(Extracted data entries)
********************
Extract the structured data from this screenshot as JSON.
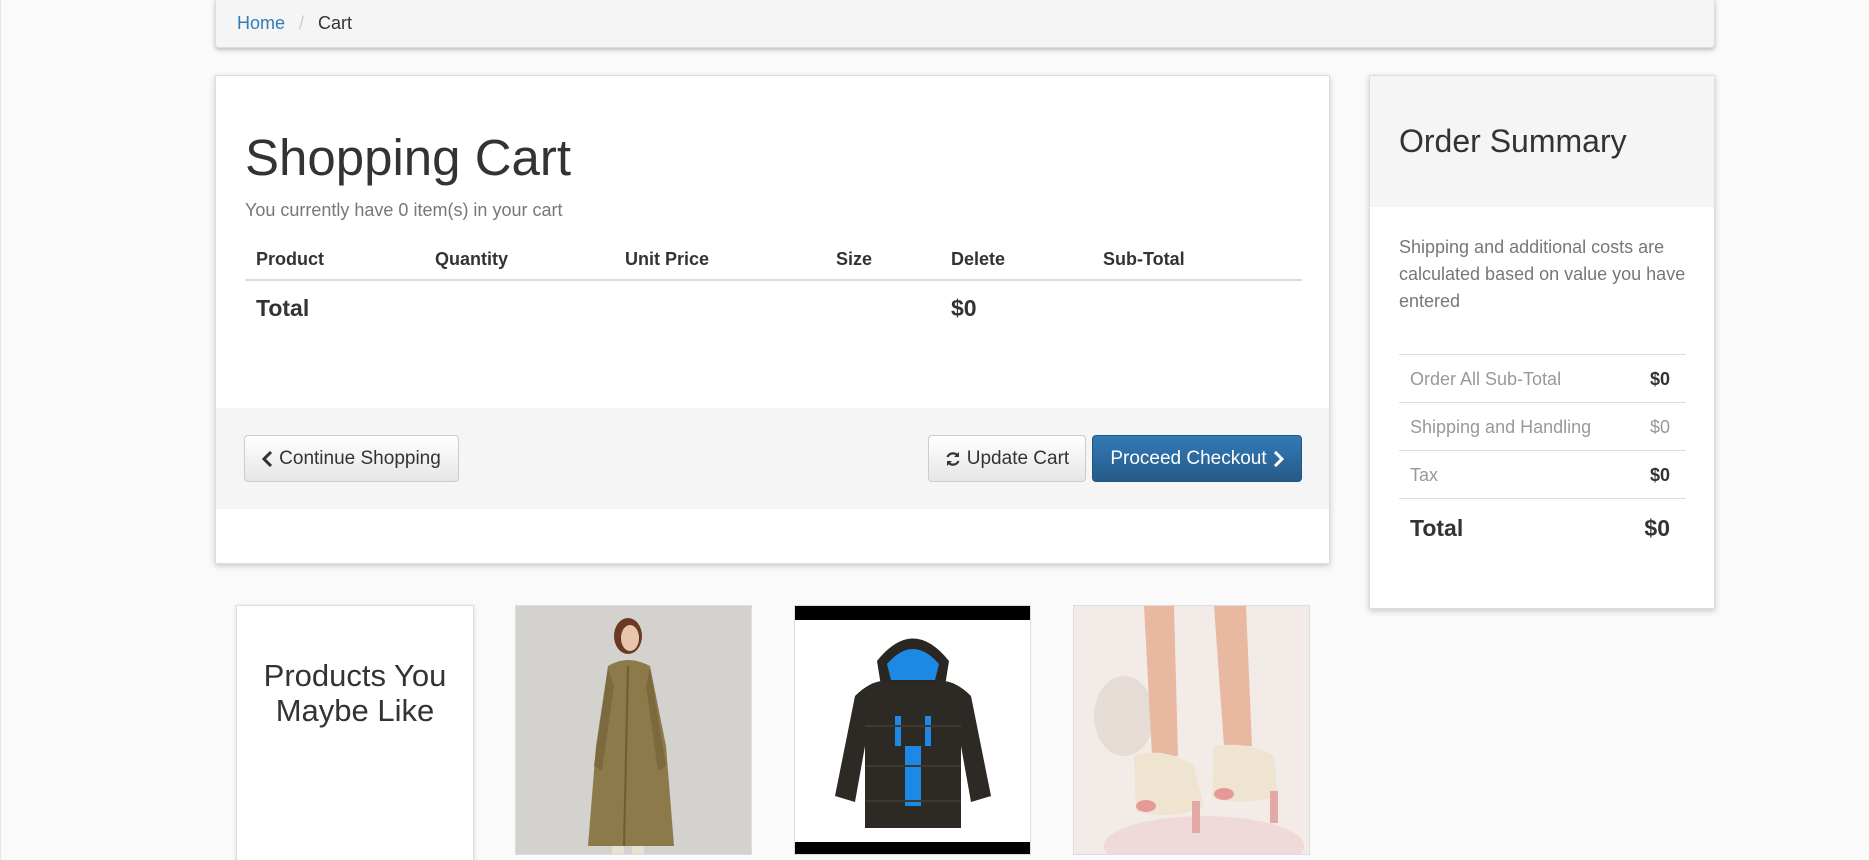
{
  "breadcrumb": {
    "home": "Home",
    "separator": "/",
    "current": "Cart"
  },
  "cart": {
    "title": "Shopping Cart",
    "subtitle": "You currently have 0 item(s) in your cart",
    "columns": [
      "Product",
      "Quantity",
      "Unit Price",
      "Size",
      "Delete",
      "Sub-Total"
    ],
    "total_label": "Total",
    "total_value": "$0",
    "buttons": {
      "continue": "Continue Shopping",
      "update": "Update Cart",
      "checkout": "Proceed Checkout"
    }
  },
  "summary": {
    "title": "Order Summary",
    "note": "Shipping and additional costs are calculated based on value you have entered",
    "rows": [
      {
        "label": "Order All Sub-Total",
        "value": "$0"
      },
      {
        "label": "Shipping and Handling",
        "value": "$0"
      },
      {
        "label": "Tax",
        "value": "$0"
      }
    ],
    "total_label": "Total",
    "total_value": "$0"
  },
  "recommendations": {
    "title": "Products You Maybe Like",
    "products": [
      {
        "icon": "coat-product-image"
      },
      {
        "icon": "jacket-product-image"
      },
      {
        "icon": "shoes-product-image"
      }
    ]
  },
  "colors": {
    "link": "#337ab7",
    "primary": "#286090",
    "panel": "#f5f5f5"
  }
}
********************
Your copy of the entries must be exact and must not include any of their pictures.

● Response below:
Extract the structured data from this screenshot as JSON.
{
  "breadcrumb": {
    "home": "Home",
    "separator": "/",
    "current": "Cart"
  },
  "cart": {
    "title": "Shopping Cart",
    "subtitle": "You currently have 0 item(s) in your cart",
    "columns": [
      "Product",
      "Quantity",
      "Unit Price",
      "Size",
      "Delete",
      "Sub-Total"
    ],
    "total_label": "Total",
    "total_value": "$0",
    "buttons": {
      "continue": "Continue Shopping",
      "update": "Update Cart",
      "checkout": "Proceed Checkout"
    }
  },
  "summary": {
    "title": "Order Summary",
    "note": "Shipping and additional costs are calculated based on value you have entered",
    "rows": [
      {
        "label": "Order All Sub-Total",
        "value": "$0"
      },
      {
        "label": "Shipping and Handling",
        "value": "$0"
      },
      {
        "label": "Tax",
        "value": "$0"
      }
    ],
    "total_label": "Total",
    "total_value": "$0"
  },
  "recommendations": {
    "title": "Products You Maybe Like",
    "products": [
      {
        "icon": "coat-product-image"
      },
      {
        "icon": "jacket-product-image"
      },
      {
        "icon": "shoes-product-image"
      }
    ]
  },
  "colors": {
    "link": "#337ab7",
    "primary": "#286090",
    "panel": "#f5f5f5"
  }
}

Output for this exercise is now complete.